-it's important to remember that sometimes functionality has a beauty over and above actual appearance when the object in question was free.
-when a light bulb goes out, simply steal a light bulb from a lesser-used light, and replace. Ok, so this tip doesn't actually save you money but it will postpone the purchase of new light bulbs, which creates money you can use to buy more bacon.
-another thing I hoard is brown paper bags, especially the ones from Trader Joe's, because they have those nifty handles. This is your wrapping paper. Stick a bag in a shredder, and this is your Easter basket grass. So green. So cheap!
-speaking of wrapping paper, never, under any circumstances, should you throw away gift bags. These need to be hoarded as well. It's perfectly acceptable to use a bright pink "It's a girl!" bag for your father-in-law's birthday present. He understands, you see, because he's been putting up with your ridiculousness for a long time now.

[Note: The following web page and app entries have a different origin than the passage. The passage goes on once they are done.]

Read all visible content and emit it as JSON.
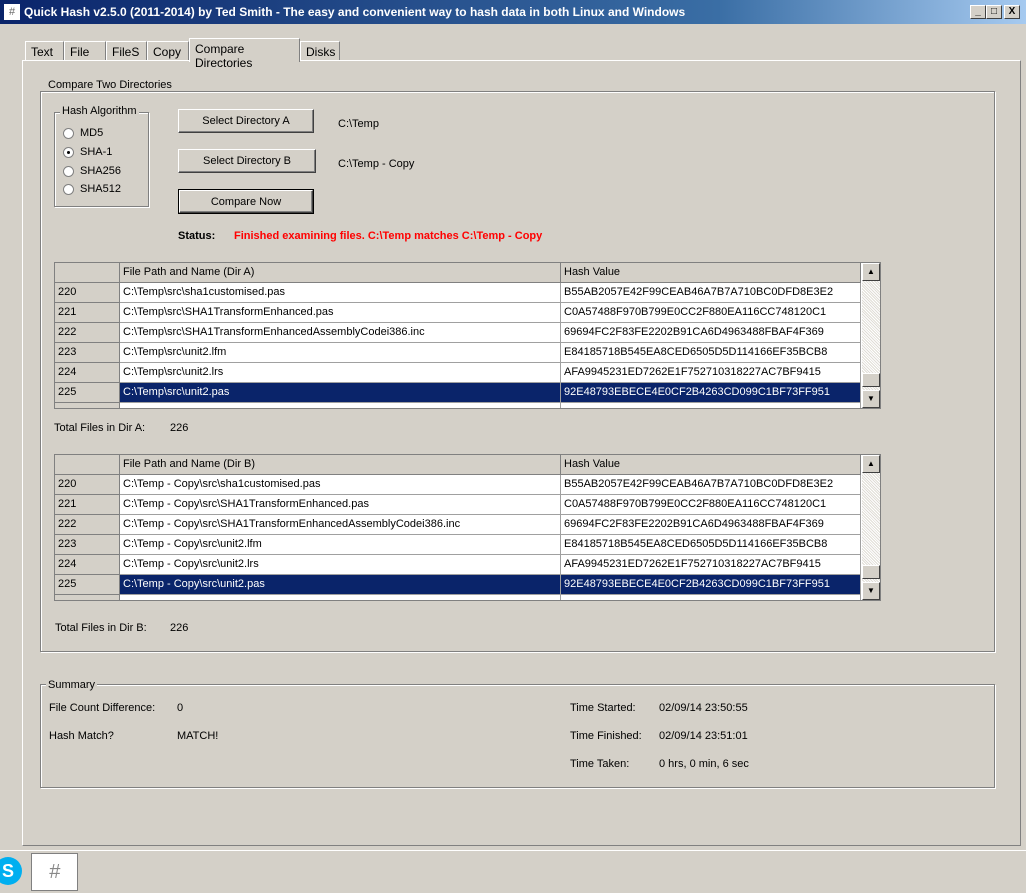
{
  "window": {
    "title": "Quick Hash v2.5.0 (2011-2014) by Ted Smith - The easy and convenient way to hash data in both Linux and Windows",
    "icon": "hash-icon",
    "minimize": "_",
    "maximize": "□",
    "close": "X"
  },
  "tabs": [
    {
      "label": "Text"
    },
    {
      "label": "File"
    },
    {
      "label": "FileS"
    },
    {
      "label": "Copy"
    },
    {
      "label": "Compare Directories",
      "active": true
    },
    {
      "label": "Disks"
    }
  ],
  "compare": {
    "group_label": "Compare Two Directories",
    "algo_label": "Hash Algorithm",
    "algorithms": [
      {
        "label": "MD5",
        "checked": false
      },
      {
        "label": "SHA-1",
        "checked": true
      },
      {
        "label": "SHA256",
        "checked": false
      },
      {
        "label": "SHA512",
        "checked": false
      }
    ],
    "select_a": "Select Directory A",
    "dir_a": "C:\\Temp",
    "select_b": "Select Directory B",
    "dir_b": "C:\\Temp - Copy",
    "compare_now": "Compare Now",
    "status_label": "Status:",
    "status_text": "Finished examining files. C:\\Temp matches C:\\Temp - Copy",
    "status_color": "#ff0000"
  },
  "grid_a": {
    "headers": [
      "",
      "File Path and Name (Dir A)",
      "Hash Value"
    ],
    "rows": [
      [
        "220",
        "C:\\Temp\\src\\sha1customised.pas",
        "B55AB2057E42F99CEAB46A7B7A710BC0DFD8E3E2"
      ],
      [
        "221",
        "C:\\Temp\\src\\SHA1TransformEnhanced.pas",
        "C0A57488F970B799E0CC2F880EA116CC748120C1"
      ],
      [
        "222",
        "C:\\Temp\\src\\SHA1TransformEnhancedAssemblyCodei386.inc",
        "69694FC2F83FE2202B91CA6D4963488FBAF4F369"
      ],
      [
        "223",
        "C:\\Temp\\src\\unit2.lfm",
        "E84185718B545EA8CED6505D5D114166EF35BCB8"
      ],
      [
        "224",
        "C:\\Temp\\src\\unit2.lrs",
        "AFA9945231ED7262E1F752710318227AC7BF9415"
      ],
      [
        "225",
        "C:\\Temp\\src\\unit2.pas",
        "92E48793EBECE4E0CF2B4263CD099C1BF73FF951"
      ]
    ],
    "selected_index": 5,
    "total_label": "Total Files in Dir A:",
    "total": "226"
  },
  "grid_b": {
    "headers": [
      "",
      "File Path and Name (Dir B)",
      "Hash Value"
    ],
    "rows": [
      [
        "220",
        "C:\\Temp - Copy\\src\\sha1customised.pas",
        "B55AB2057E42F99CEAB46A7B7A710BC0DFD8E3E2"
      ],
      [
        "221",
        "C:\\Temp - Copy\\src\\SHA1TransformEnhanced.pas",
        "C0A57488F970B799E0CC2F880EA116CC748120C1"
      ],
      [
        "222",
        "C:\\Temp - Copy\\src\\SHA1TransformEnhancedAssemblyCodei386.inc",
        "69694FC2F83FE2202B91CA6D4963488FBAF4F369"
      ],
      [
        "223",
        "C:\\Temp - Copy\\src\\unit2.lfm",
        "E84185718B545EA8CED6505D5D114166EF35BCB8"
      ],
      [
        "224",
        "C:\\Temp - Copy\\src\\unit2.lrs",
        "AFA9945231ED7262E1F752710318227AC7BF9415"
      ],
      [
        "225",
        "C:\\Temp - Copy\\src\\unit2.pas",
        "92E48793EBECE4E0CF2B4263CD099C1BF73FF951"
      ]
    ],
    "selected_index": 5,
    "total_label": "Total Files in Dir B:",
    "total": "226"
  },
  "summary": {
    "group_label": "Summary",
    "file_count_label": "File Count Difference:",
    "file_count": "0",
    "hash_match_label": "Hash Match?",
    "hash_match": "MATCH!",
    "started_label": "Time Started:",
    "started": "02/09/14 23:50:55",
    "finished_label": "Time Finished:",
    "finished": "02/09/14 23:51:01",
    "taken_label": "Time Taken:",
    "taken": "0 hrs, 0 min, 6 sec"
  },
  "taskbar": {
    "items": [
      {
        "icon": "skype-icon",
        "glyph": "S"
      },
      {
        "icon": "hash-icon",
        "glyph": "#"
      }
    ]
  }
}
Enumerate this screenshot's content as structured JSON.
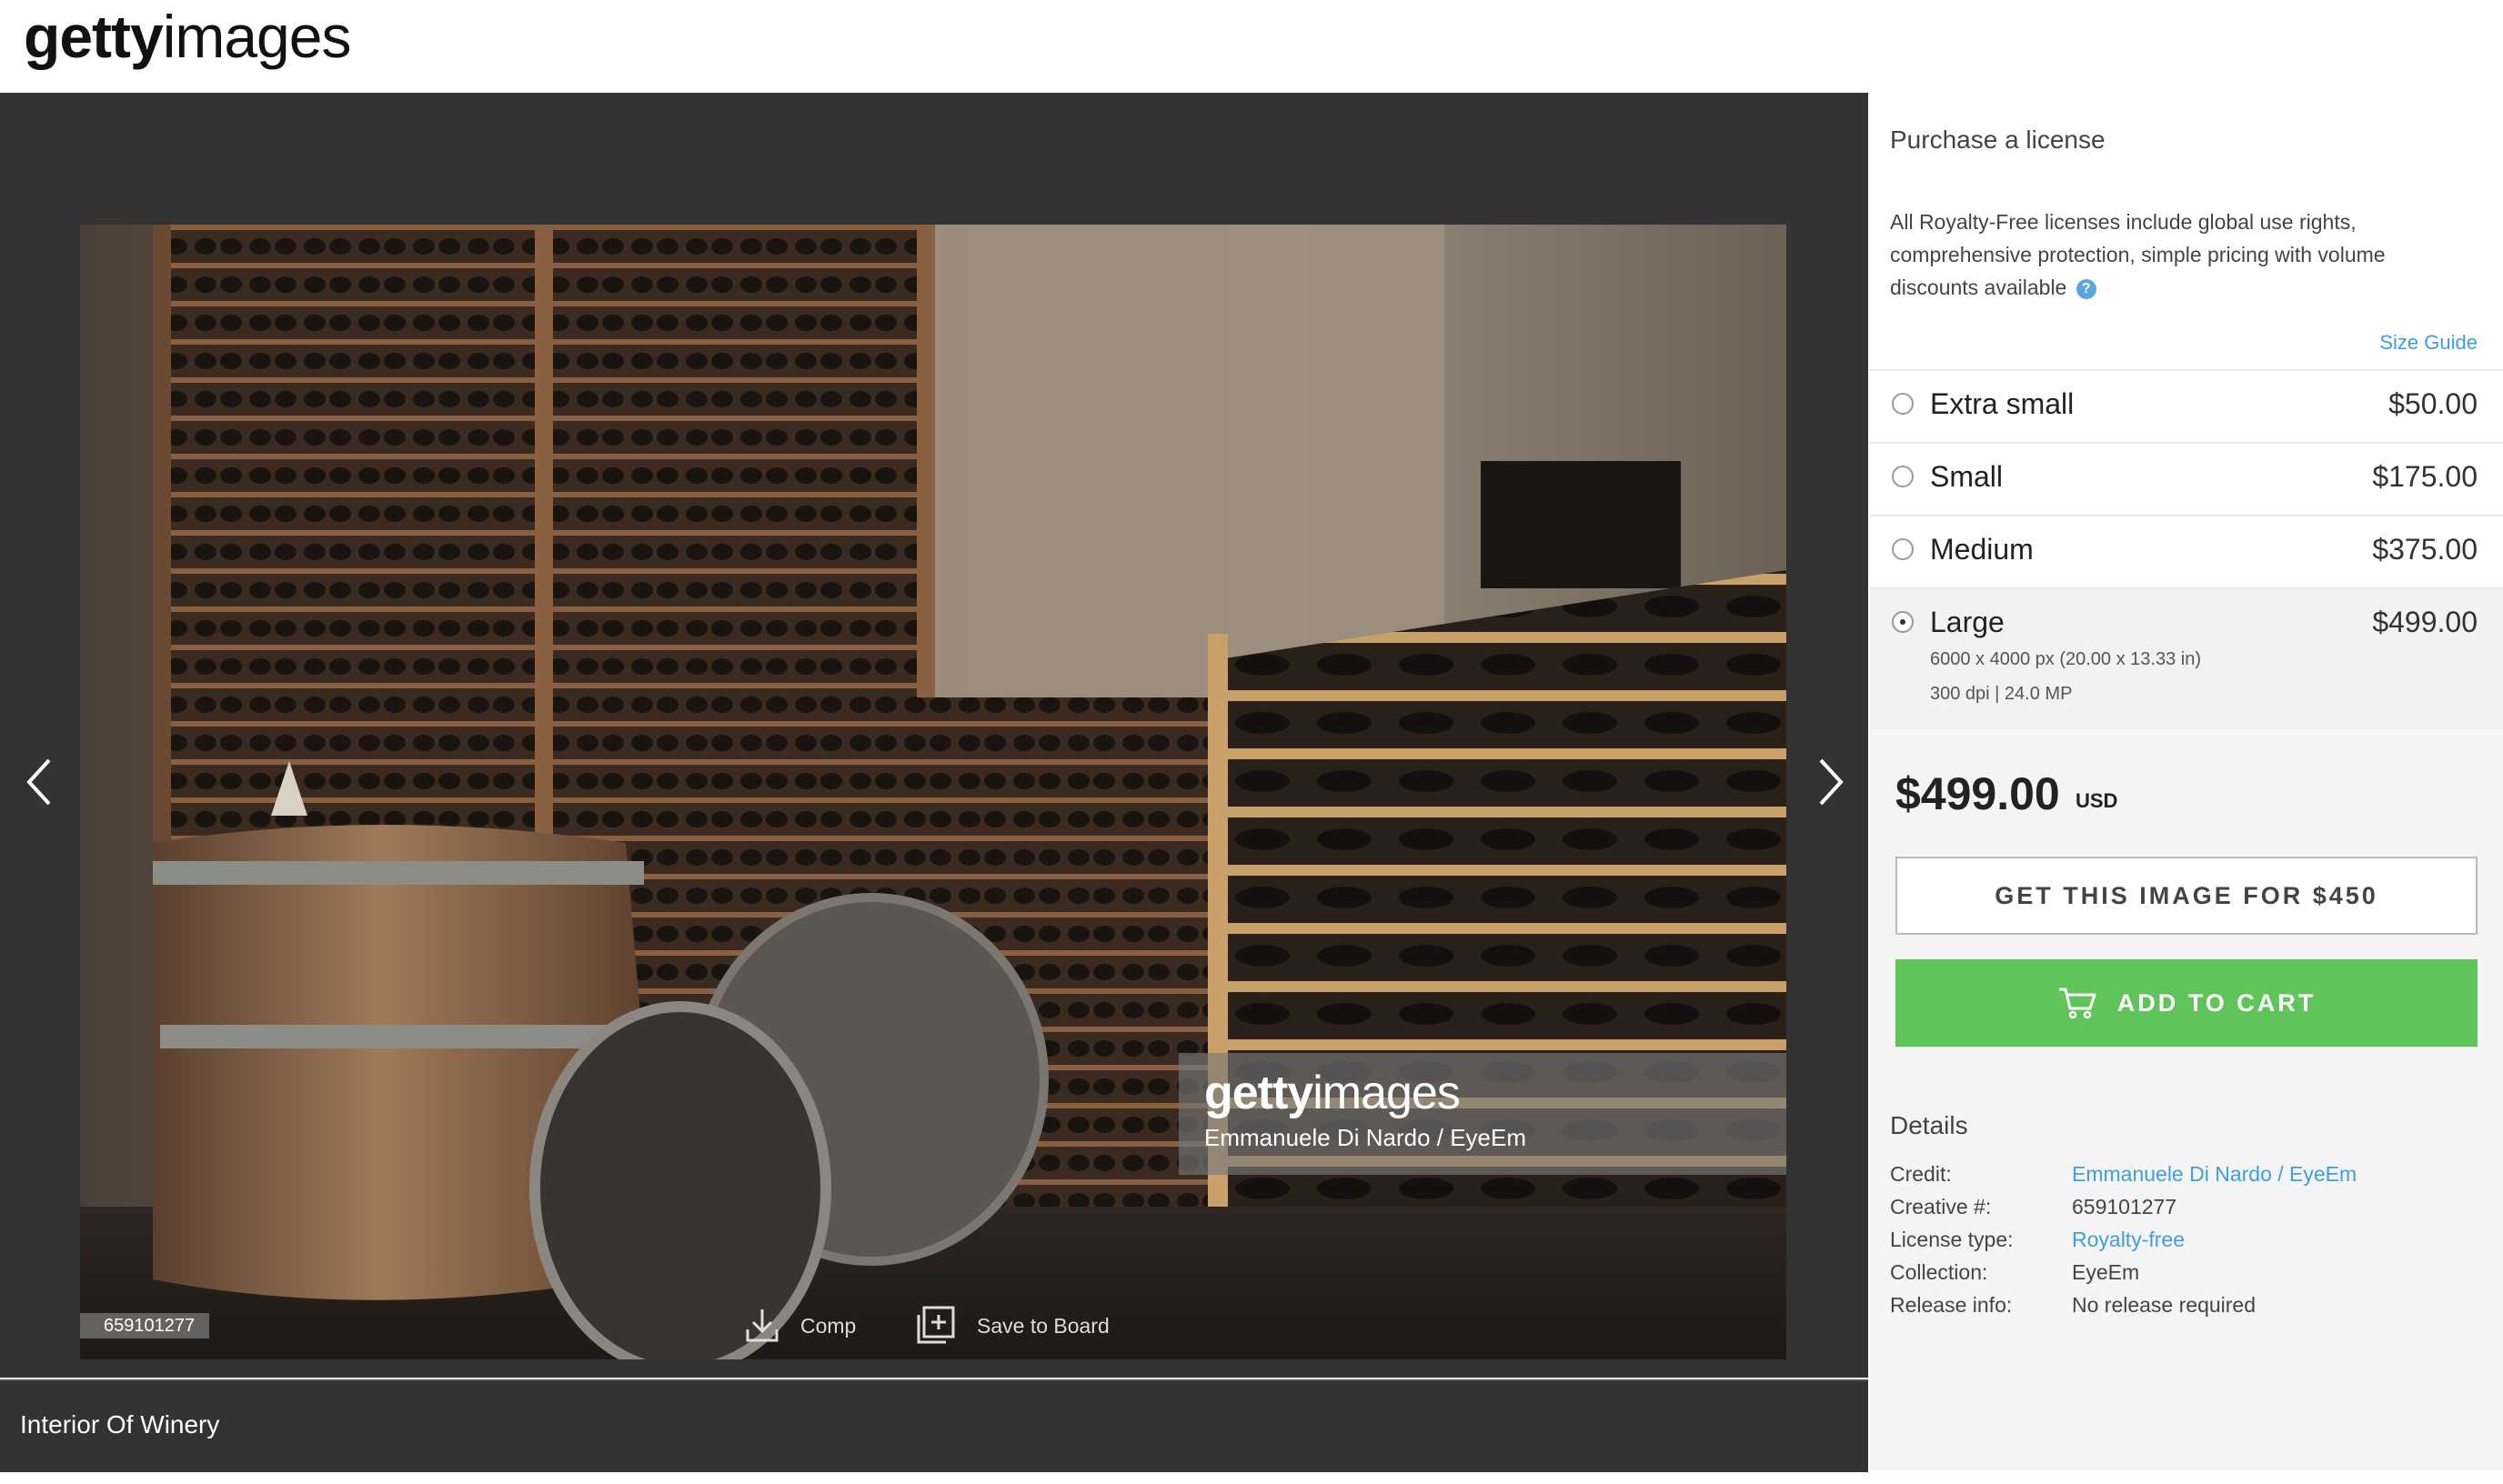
{
  "brand": {
    "logo_bold": "getty",
    "logo_light": "images"
  },
  "image": {
    "watermark_logo_bold": "getty",
    "watermark_logo_light": "images",
    "watermark_credit": "Emmanuele Di Nardo / EyeEm",
    "id_tag": "659101277",
    "title": "Interior Of Winery"
  },
  "actions": {
    "comp_label": "Comp",
    "save_label": "Save to Board"
  },
  "purchase": {
    "title": "Purchase a license",
    "description": "All Royalty-Free licenses include global use rights, comprehensive protection, simple pricing with volume discounts available",
    "help_glyph": "?",
    "size_guide": "Size Guide",
    "sizes": [
      {
        "name": "Extra small",
        "price": "$50.00"
      },
      {
        "name": "Small",
        "price": "$175.00"
      },
      {
        "name": "Medium",
        "price": "$375.00"
      },
      {
        "name": "Large",
        "price": "$499.00",
        "spec1": "6000 x 4000 px (20.00 x 13.33 in)",
        "spec2": "300 dpi | 24.0 MP"
      }
    ],
    "selected": "Large",
    "total": "$499.00",
    "currency": "USD",
    "get_button": "GET THIS IMAGE FOR $450",
    "cart_button": "ADD TO CART"
  },
  "details": {
    "title": "Details",
    "rows": [
      {
        "key": "Credit:",
        "value": "Emmanuele Di Nardo / EyeEm"
      },
      {
        "key": "Creative #:",
        "value": "659101277"
      },
      {
        "key": "License type:",
        "value": "Royalty-free"
      },
      {
        "key": "Collection:",
        "value": "EyeEm"
      },
      {
        "key": "Release info:",
        "value": "No release required"
      }
    ]
  },
  "colors": {
    "accent_link": "#3d9fe0",
    "cart_green": "#5fc55b",
    "stage_bg": "#333333"
  },
  "icons": [
    "arrow-left-icon",
    "arrow-right-icon",
    "download-icon",
    "add-to-board-icon",
    "cart-icon",
    "help-icon"
  ]
}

-are you out of soap? Don't buy more, make more!! Don't worry, I'm not talking about the people who actually make soap, and know about saponification and chemistry and crap. I'm talking about screwing off the lid to the soap dispenser, adding some water, and giving it a good shake. Voila! Soap. Works well for shampoo and conditioner, too.
|I made this soap!|
-change is not real money. Save your change in a jar and raid it when you want to buy stuff that is not really in your budget, like Starbucks coffee or Reese's Peanut Butter Cup Blizzards. It's like it never happened.
I realize that putting off the purchase of light bulbs and making watery soap is not making me rich over here. That's ok. I'm just tryin' to make a dollar out of fifty. You know. And amuse myself.
|This obviously has nothing to with saving money. It's just funny.|